### THE DATA

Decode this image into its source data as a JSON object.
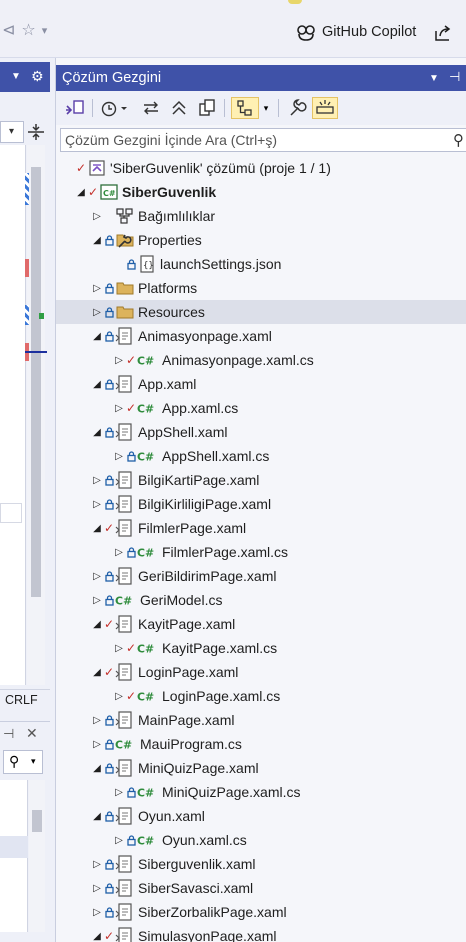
{
  "top": {
    "copilot_label": "GitHub Copilot"
  },
  "left": {
    "footer_text": "CRLF"
  },
  "explorer": {
    "title": "Çözüm Gezgini",
    "search_placeholder": "Çözüm Gezgini İçinde Ara (Ctrl+ş)",
    "colors": {
      "header_bg": "#3f52a8",
      "check": "#c4302b",
      "lock": "#1f5fa8",
      "csharp": "#2f8c3c",
      "active_tool": "#fff0b3"
    },
    "toolbar": [
      {
        "name": "switch-views-icon"
      },
      {
        "name": "history-icon"
      },
      {
        "name": "sync-icon"
      },
      {
        "name": "collapse-all-icon"
      },
      {
        "name": "copy-icon"
      },
      {
        "name": "show-all-files-icon",
        "active": true
      },
      {
        "name": "properties-wrench-icon"
      },
      {
        "name": "preview-selected-icon",
        "active": true
      }
    ],
    "tree": [
      {
        "label": "'SiberGuvenlik' çözümü (proje 1 / 1)",
        "level": 0,
        "expander": "",
        "status": "check",
        "icon": "solution"
      },
      {
        "label": "SiberGuvenlik",
        "level": 1,
        "expander": "expanded",
        "status": "check",
        "icon": "csproj",
        "bold": true
      },
      {
        "label": "Bağımlılıklar",
        "level": 2,
        "expander": "collapsed",
        "status": "",
        "icon": "dependencies"
      },
      {
        "label": "Properties",
        "level": 2,
        "expander": "expanded",
        "status": "lock",
        "icon": "properties-folder"
      },
      {
        "label": "launchSettings.json",
        "level": 3,
        "expander": "",
        "status": "lock",
        "icon": "json"
      },
      {
        "label": "Platforms",
        "level": 2,
        "expander": "collapsed",
        "status": "lock",
        "icon": "folder"
      },
      {
        "label": "Resources",
        "level": 2,
        "expander": "collapsed",
        "status": "lock",
        "icon": "folder",
        "selected": true
      },
      {
        "label": "Animasyonpage.xaml",
        "level": 2,
        "expander": "expanded",
        "status": "lock",
        "icon": "xaml"
      },
      {
        "label": "Animasyonpage.xaml.cs",
        "level": 3,
        "expander": "collapsed",
        "status": "check",
        "icon": "cs"
      },
      {
        "label": "App.xaml",
        "level": 2,
        "expander": "expanded",
        "status": "lock",
        "icon": "xaml"
      },
      {
        "label": "App.xaml.cs",
        "level": 3,
        "expander": "collapsed",
        "status": "check",
        "icon": "cs"
      },
      {
        "label": "AppShell.xaml",
        "level": 2,
        "expander": "expanded",
        "status": "lock",
        "icon": "xaml"
      },
      {
        "label": "AppShell.xaml.cs",
        "level": 3,
        "expander": "collapsed",
        "status": "lock",
        "icon": "cs"
      },
      {
        "label": "BilgiKartiPage.xaml",
        "level": 2,
        "expander": "collapsed",
        "status": "lock",
        "icon": "xaml"
      },
      {
        "label": "BilgiKirliligiPage.xaml",
        "level": 2,
        "expander": "collapsed",
        "status": "lock",
        "icon": "xaml"
      },
      {
        "label": "FilmlerPage.xaml",
        "level": 2,
        "expander": "expanded",
        "status": "check",
        "icon": "xaml"
      },
      {
        "label": "FilmlerPage.xaml.cs",
        "level": 3,
        "expander": "collapsed",
        "status": "lock",
        "icon": "cs"
      },
      {
        "label": "GeriBildirimPage.xaml",
        "level": 2,
        "expander": "collapsed",
        "status": "lock",
        "icon": "xaml"
      },
      {
        "label": "GeriModel.cs",
        "level": 2,
        "expander": "collapsed",
        "status": "lock",
        "icon": "cs"
      },
      {
        "label": "KayitPage.xaml",
        "level": 2,
        "expander": "expanded",
        "status": "check",
        "icon": "xaml"
      },
      {
        "label": "KayitPage.xaml.cs",
        "level": 3,
        "expander": "collapsed",
        "status": "check",
        "icon": "cs"
      },
      {
        "label": "LoginPage.xaml",
        "level": 2,
        "expander": "expanded",
        "status": "check",
        "icon": "xaml"
      },
      {
        "label": "LoginPage.xaml.cs",
        "level": 3,
        "expander": "collapsed",
        "status": "check",
        "icon": "cs"
      },
      {
        "label": "MainPage.xaml",
        "level": 2,
        "expander": "collapsed",
        "status": "lock",
        "icon": "xaml"
      },
      {
        "label": "MauiProgram.cs",
        "level": 2,
        "expander": "collapsed",
        "status": "lock",
        "icon": "cs"
      },
      {
        "label": "MiniQuizPage.xaml",
        "level": 2,
        "expander": "expanded",
        "status": "lock",
        "icon": "xaml"
      },
      {
        "label": "MiniQuizPage.xaml.cs",
        "level": 3,
        "expander": "collapsed",
        "status": "lock",
        "icon": "cs"
      },
      {
        "label": "Oyun.xaml",
        "level": 2,
        "expander": "expanded",
        "status": "lock",
        "icon": "xaml"
      },
      {
        "label": "Oyun.xaml.cs",
        "level": 3,
        "expander": "collapsed",
        "status": "lock",
        "icon": "cs"
      },
      {
        "label": "Siberguvenlik.xaml",
        "level": 2,
        "expander": "collapsed",
        "status": "lock",
        "icon": "xaml"
      },
      {
        "label": "SiberSavasci.xaml",
        "level": 2,
        "expander": "collapsed",
        "status": "lock",
        "icon": "xaml"
      },
      {
        "label": "SiberZorbalikPage.xaml",
        "level": 2,
        "expander": "collapsed",
        "status": "lock",
        "icon": "xaml"
      },
      {
        "label": "SimulasyonPage.xaml",
        "level": 2,
        "expander": "expanded",
        "status": "check",
        "icon": "xaml"
      }
    ]
  }
}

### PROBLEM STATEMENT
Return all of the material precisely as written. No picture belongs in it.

### RESULT
Decode this image into its source data as a JSON object.
{
  "top": {
    "copilot_label": "GitHub Copilot"
  },
  "left": {
    "footer_text": "CRLF"
  },
  "explorer": {
    "title": "Çözüm Gezgini",
    "search_placeholder": "Çözüm Gezgini İçinde Ara (Ctrl+ş)",
    "colors": {
      "header_bg": "#3f52a8",
      "check": "#c4302b",
      "lock": "#1f5fa8",
      "csharp": "#2f8c3c",
      "active_tool": "#fff0b3"
    },
    "toolbar": [
      {
        "name": "switch-views-icon"
      },
      {
        "name": "history-icon"
      },
      {
        "name": "sync-icon"
      },
      {
        "name": "collapse-all-icon"
      },
      {
        "name": "copy-icon"
      },
      {
        "name": "show-all-files-icon",
        "active": true
      },
      {
        "name": "properties-wrench-icon"
      },
      {
        "name": "preview-selected-icon",
        "active": true
      }
    ],
    "tree": [
      {
        "label": "'SiberGuvenlik' çözümü (proje 1 / 1)",
        "level": 0,
        "expander": "",
        "status": "check",
        "icon": "solution"
      },
      {
        "label": "SiberGuvenlik",
        "level": 1,
        "expander": "expanded",
        "status": "check",
        "icon": "csproj",
        "bold": true
      },
      {
        "label": "Bağımlılıklar",
        "level": 2,
        "expander": "collapsed",
        "status": "",
        "icon": "dependencies"
      },
      {
        "label": "Properties",
        "level": 2,
        "expander": "expanded",
        "status": "lock",
        "icon": "properties-folder"
      },
      {
        "label": "launchSettings.json",
        "level": 3,
        "expander": "",
        "status": "lock",
        "icon": "json"
      },
      {
        "label": "Platforms",
        "level": 2,
        "expander": "collapsed",
        "status": "lock",
        "icon": "folder"
      },
      {
        "label": "Resources",
        "level": 2,
        "expander": "collapsed",
        "status": "lock",
        "icon": "folder",
        "selected": true
      },
      {
        "label": "Animasyonpage.xaml",
        "level": 2,
        "expander": "expanded",
        "status": "lock",
        "icon": "xaml"
      },
      {
        "label": "Animasyonpage.xaml.cs",
        "level": 3,
        "expander": "collapsed",
        "status": "check",
        "icon": "cs"
      },
      {
        "label": "App.xaml",
        "level": 2,
        "expander": "expanded",
        "status": "lock",
        "icon": "xaml"
      },
      {
        "label": "App.xaml.cs",
        "level": 3,
        "expander": "collapsed",
        "status": "check",
        "icon": "cs"
      },
      {
        "label": "AppShell.xaml",
        "level": 2,
        "expander": "expanded",
        "status": "lock",
        "icon": "xaml"
      },
      {
        "label": "AppShell.xaml.cs",
        "level": 3,
        "expander": "collapsed",
        "status": "lock",
        "icon": "cs"
      },
      {
        "label": "BilgiKartiPage.xaml",
        "level": 2,
        "expander": "collapsed",
        "status": "lock",
        "icon": "xaml"
      },
      {
        "label": "BilgiKirliligiPage.xaml",
        "level": 2,
        "expander": "collapsed",
        "status": "lock",
        "icon": "xaml"
      },
      {
        "label": "FilmlerPage.xaml",
        "level": 2,
        "expander": "expanded",
        "status": "check",
        "icon": "xaml"
      },
      {
        "label": "FilmlerPage.xaml.cs",
        "level": 3,
        "expander": "collapsed",
        "status": "lock",
        "icon": "cs"
      },
      {
        "label": "GeriBildirimPage.xaml",
        "level": 2,
        "expander": "collapsed",
        "status": "lock",
        "icon": "xaml"
      },
      {
        "label": "GeriModel.cs",
        "level": 2,
        "expander": "collapsed",
        "status": "lock",
        "icon": "cs"
      },
      {
        "label": "KayitPage.xaml",
        "level": 2,
        "expander": "expanded",
        "status": "check",
        "icon": "xaml"
      },
      {
        "label": "KayitPage.xaml.cs",
        "level": 3,
        "expander": "collapsed",
        "status": "check",
        "icon": "cs"
      },
      {
        "label": "LoginPage.xaml",
        "level": 2,
        "expander": "expanded",
        "status": "check",
        "icon": "xaml"
      },
      {
        "label": "LoginPage.xaml.cs",
        "level": 3,
        "expander": "collapsed",
        "status": "check",
        "icon": "cs"
      },
      {
        "label": "MainPage.xaml",
        "level": 2,
        "expander": "collapsed",
        "status": "lock",
        "icon": "xaml"
      },
      {
        "label": "MauiProgram.cs",
        "level": 2,
        "expander": "collapsed",
        "status": "lock",
        "icon": "cs"
      },
      {
        "label": "MiniQuizPage.xaml",
        "level": 2,
        "expander": "expanded",
        "status": "lock",
        "icon": "xaml"
      },
      {
        "label": "MiniQuizPage.xaml.cs",
        "level": 3,
        "expander": "collapsed",
        "status": "lock",
        "icon": "cs"
      },
      {
        "label": "Oyun.xaml",
        "level": 2,
        "expander": "expanded",
        "status": "lock",
        "icon": "xaml"
      },
      {
        "label": "Oyun.xaml.cs",
        "level": 3,
        "expander": "collapsed",
        "status": "lock",
        "icon": "cs"
      },
      {
        "label": "Siberguvenlik.xaml",
        "level": 2,
        "expander": "collapsed",
        "status": "lock",
        "icon": "xaml"
      },
      {
        "label": "SiberSavasci.xaml",
        "level": 2,
        "expander": "collapsed",
        "status": "lock",
        "icon": "xaml"
      },
      {
        "label": "SiberZorbalikPage.xaml",
        "level": 2,
        "expander": "collapsed",
        "status": "lock",
        "icon": "xaml"
      },
      {
        "label": "SimulasyonPage.xaml",
        "level": 2,
        "expander": "expanded",
        "status": "check",
        "icon": "xaml"
      }
    ]
  }
}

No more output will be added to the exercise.